By Jim Gain
This blog series chronicles the adventures that Rich Brown and I experienced on our quest to find and photograph the amazing birds of Southeast Arizona in May of 2022.
- Operation PhotoTrogon Stop #9 – Santa Rita Mountains
- Operation PhotoTrogon – Finito
- Operation PhotoTrogon Stop #8 – Paton Center Redux
- Operation PhotoTrogon Stop #7 – Ash Canyon Bird Sanctuary Redux
- Operation PhotoTrogon Stop #6 – Carr Canyon
IN SEARCH OF WHITE-EARED HUMMINGBIRDS

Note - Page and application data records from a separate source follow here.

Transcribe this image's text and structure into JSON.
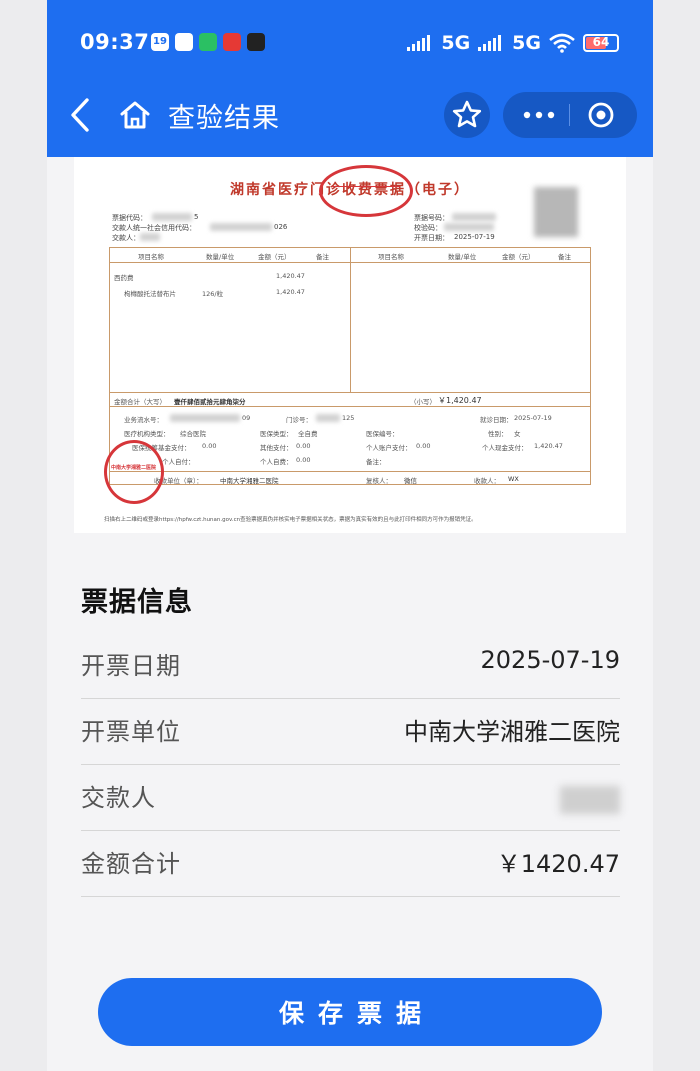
{
  "status_bar": {
    "time": "09:37",
    "network_1": "5G",
    "network_2": "5G",
    "battery": "64",
    "apps": [
      {
        "icon": "calendar-icon",
        "label": "19",
        "color": "#ffffff",
        "text_color": "#1e6ef0"
      },
      {
        "icon": "chat-bubble-icon",
        "label": "",
        "color": "#ffffff",
        "text_color": "#1e6ef0"
      },
      {
        "icon": "wechat-icon",
        "label": "",
        "color": "#2bc063",
        "text_color": "#ffffff"
      },
      {
        "icon": "red-app-icon",
        "label": "",
        "color": "#e53935",
        "text_color": "#ffffff"
      },
      {
        "icon": "black-app-icon",
        "label": "",
        "color": "#222222",
        "text_color": "#ffffff"
      }
    ]
  },
  "header": {
    "title": "查验结果",
    "back_icon": "chevron-left-icon",
    "home_icon": "home-icon",
    "favorite_icon": "star-icon",
    "more_icon": "more-dots-icon",
    "close_icon": "target-circle-icon"
  },
  "receipt": {
    "title": "湖南省医疗门诊收费票据（电子）",
    "codes_left": [
      "票据代码：",
      "交款人统一社会信用代码：",
      "交款人："
    ],
    "code_value_suffix": "5",
    "credit_value_suffix": "026",
    "codes_right": [
      "票据号码：",
      "校验码：",
      "开票日期："
    ],
    "issue_date": "2025-07-19",
    "table_headers": [
      "项目名称",
      "数量/单位",
      "金额（元）",
      "备注",
      "项目名称",
      "数量/单位",
      "金额（元）",
      "备注"
    ],
    "items": [
      {
        "name": "西药费",
        "qty": "",
        "amount": "1,420.47"
      },
      {
        "name": "枸橼酸托法替布片",
        "qty": "126/粒",
        "amount": "1,420.47"
      }
    ],
    "total_label_upper": "金额合计（大写）",
    "total_upper": "壹仟肆佰贰拾元肆角柒分",
    "total_label_lower": "（小写）",
    "total_lower": "￥1,420.47",
    "details": [
      {
        "label": "业务流水号：",
        "value": "09"
      },
      {
        "label": "门诊号：",
        "value": "125"
      },
      {
        "label": "就诊日期：",
        "value": "2025-07-19"
      },
      {
        "label": "医疗机构类型：",
        "value": "综合医院"
      },
      {
        "label": "医保类型：",
        "value": "全自费"
      },
      {
        "label": "医保编号：",
        "value": ""
      },
      {
        "label": "性别：",
        "value": "女"
      },
      {
        "label": "医保统筹基金支付：",
        "value": "0.00"
      },
      {
        "label": "其他支付：",
        "value": "0.00"
      },
      {
        "label": "个人账户支付：",
        "value": "0.00"
      },
      {
        "label": "个人现金支付：",
        "value": "1,420.47"
      },
      {
        "label": "个人自付：",
        "value": "0.00"
      },
      {
        "label": "个人自费：",
        "value": "0.00"
      },
      {
        "label": "备注：",
        "value": ""
      }
    ],
    "payee_unit_label": "收款单位（章）：",
    "payee_unit": "中南大学湘雅二医院",
    "reviewer_label": "复核人：",
    "reviewer": "微信",
    "cashier_label": "收款人：",
    "cashier": "WX",
    "footer": "扫描右上二维码或登录https://hpfw.czt.hunan.gov.cn查验票据真伪并核实电子票据相关状态，票据为真实有效的且与此打印件相同方可作为报销凭证。",
    "stamp_text": "中南大学湘雅二医院"
  },
  "info": {
    "title": "票据信息",
    "rows": [
      {
        "label": "开票日期",
        "value": "2025-07-19"
      },
      {
        "label": "开票单位",
        "value": "中南大学湘雅二医院"
      },
      {
        "label": "交款人",
        "value": ""
      },
      {
        "label": "金额合计",
        "value": "￥1420.47"
      }
    ]
  },
  "actions": {
    "save_label": "保存票据"
  }
}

This morning’s destination was to include my first ever visit up Miller Canyon to visit Beatty’s Guest Ranch. This hummingbird hotspot is at the end of Miller Canyon Road, 2.6 miles from Hwy 92 up a bumpy dirt road. At the end of the road we found a Forest Service parking area with trail access into the Miller Peak Wilderness Area, but that wasn’t our destination. We parked in that lot and walked the short distance up the road to Beatty’s Guest Ranch.
ABOUT THE GUEST RANCH
Long known to locals as a source of pesticide-free apples, eggs, honey, and beeswax, the orchard has become the hottest hummingbird-watching spot in Arizona. Owners Tom and Edith Beatty had long fed birds around their home and rental cabins, but in spring of 1998 they added a hummingbird feeding station and hummingbird/butterfly garden for the enjoyment of day visitors. The payoff has been 15 species of hummingbirds (up to 13 at one time) plus an astonishing variety of naturally occurring hybrids. The Beattys have added bleachers, a picnic table and a shade canopy to the Controlled Access Site (CAS) for visitors’ comfort.
We walked towards the entrance not knowing exactly where to go and we found a pretty Archway with the name Betty’s guest house. There was a little gazebo in front with two hummingbird feeders that was actively feeding several different hummingbirds.
I know that this location is a top spot for burgers and it didn’t seem like two hummingbird feeders was what we were supposed to be looking for. We looked around at many different signs walked down the road a ways and just didn’t seem to figure out where we were supposed to go.
We went back to the gazebo and photographed a couple of Rivoli‘s Hummingbirds and Broad-billed Hummingbird.
Eventually I noticed a small sign that had all of the directions that we needed on it.
It said very clearly to go south down the road to the gate. So we walked south, found the gate, paid our fees and followed the road to the obvious Hummingbird Crossing sign.
Next we crossed the bridge and went up the hillside to the bleachers.
Now it was obvious that we were at the right spot. There were hummingbird feeders all around. The nice part for us bird photographers, is that they all had ample natural looking perching spots with lots of surrounding shrubs and trees.
As I mentioned we were both unfamiliar with the White-eared hummingbird and while the male seemed pretty easy to identify, the female seemed a little less easy. As we watch the hummingbirds coming and going we would find a female Broad-billed and we would ask each other is that it? The female Broad-billed Hummingbird has a pretty prominent white eyeline and we decided that this was going to be a little more of a challenge than we realized.
After about 15 minutes of taking a dozen photographs of each female hummingbird that showed up, the very obvious female White-eared Hummingbird suddenly appeared at one of the feeders.
All doubt was removed and there was no question that this was the sought after target bird for the trip for me. As I had guessed, this would be the only lifer for me on the trip. And that was OK because we got lots and lots of photographs of some pretty cool birds.
Another group of birders caught up with us that we had birded with the night before at the Ash Canyon Bird Sanctuary and we told them about the White-eared Hummingbird female and wished them good luck. As we walked back towards the car we heard a very unusual bird call that I did not recognize. We quickly opened up our Merlin Bird app to see if it would give us some idea of what we were looking for and according to the app we were listening to Scott’s Orioles singing.
No, I wouldn’t let any ID be made strictly on the basis of the Merlin app, but it gave us a good idea of what we were supposed to be looking for. Pretty quickly we caught not one, but two Scotts Orioles working around the tops of the sycamore trees near the creek. This was another lifer for Rich and it was pretty interesting listening to their songs.
Next stop Carr Canyon